16 Evaluation of an Evidence-Based Practice Implementation
Mary C. Hoffmann
Dimensions of Critical Care Nursing. 2012; 31(3): 193
[Pubmed] | [DOI]
17 A preliminary study about the effects of warm priming solution on oxidative stress and postoperative atrial fibrillation in open heart surgery
Mustafa Buyukates,Serefden Acikgoz,Erol Aktunc,Ozer Kandemir,Sait Mesut Dogan,Mustafa Aydin
Wiener klinische Wochenschrift. 2012; 124(17-18): 618
[Pubmed] | [DOI]



 

Top
 
  Search
 
    Similar in PUBMED
   Search Pubmed for
   Search in Google Scholar for
 Related articles
    Access Statistics
    Email Alert *
    Add to My List *
* Registration required (free)  

 
  In this article
    Abstract
    Introduction
    The Extent of th...
    The Risk Factors...
    The Mechanisms o...
    Do We Need to Tr...
    Modalities for P...
    Other Medications
    Treatment of POAF
    Conclusion
    References
    Article Figures
    Article Tables

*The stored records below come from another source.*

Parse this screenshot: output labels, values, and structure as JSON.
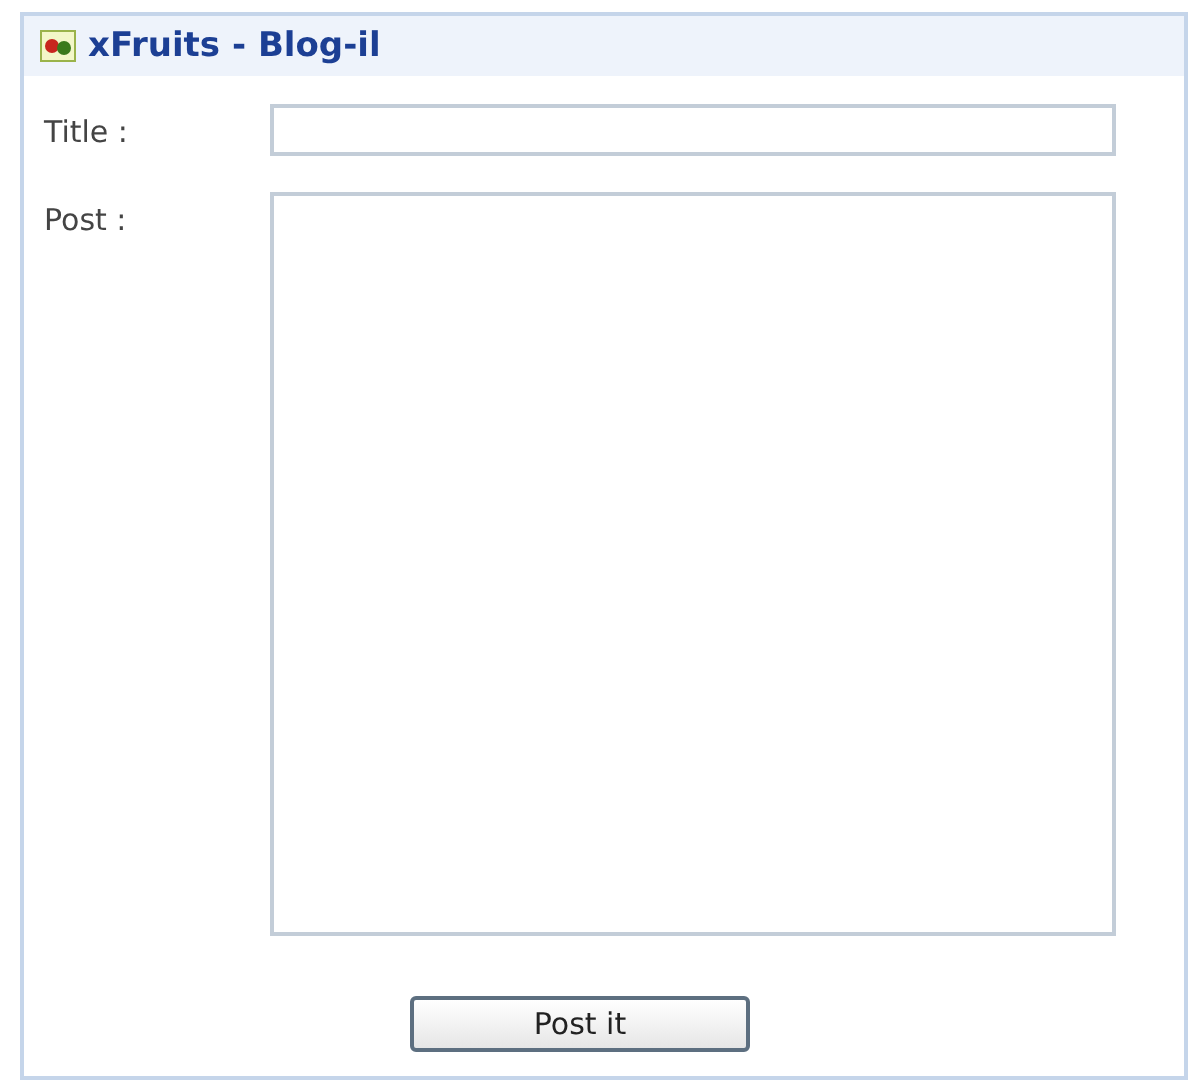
{
  "window": {
    "title": "xFruits - Blog-il"
  },
  "fields": [
    {
      "kind": "line",
      "label": "Title :"
    },
    {
      "kind": "area",
      "label": "Post :"
    }
  ],
  "button": "Post it"
}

 Article Access Statistics
    Viewed4706    
    Printed230    
    Emailed3    
    PDF Downloaded257    
    Comments [Add]    
    Cited by others 17    

Recommend this journal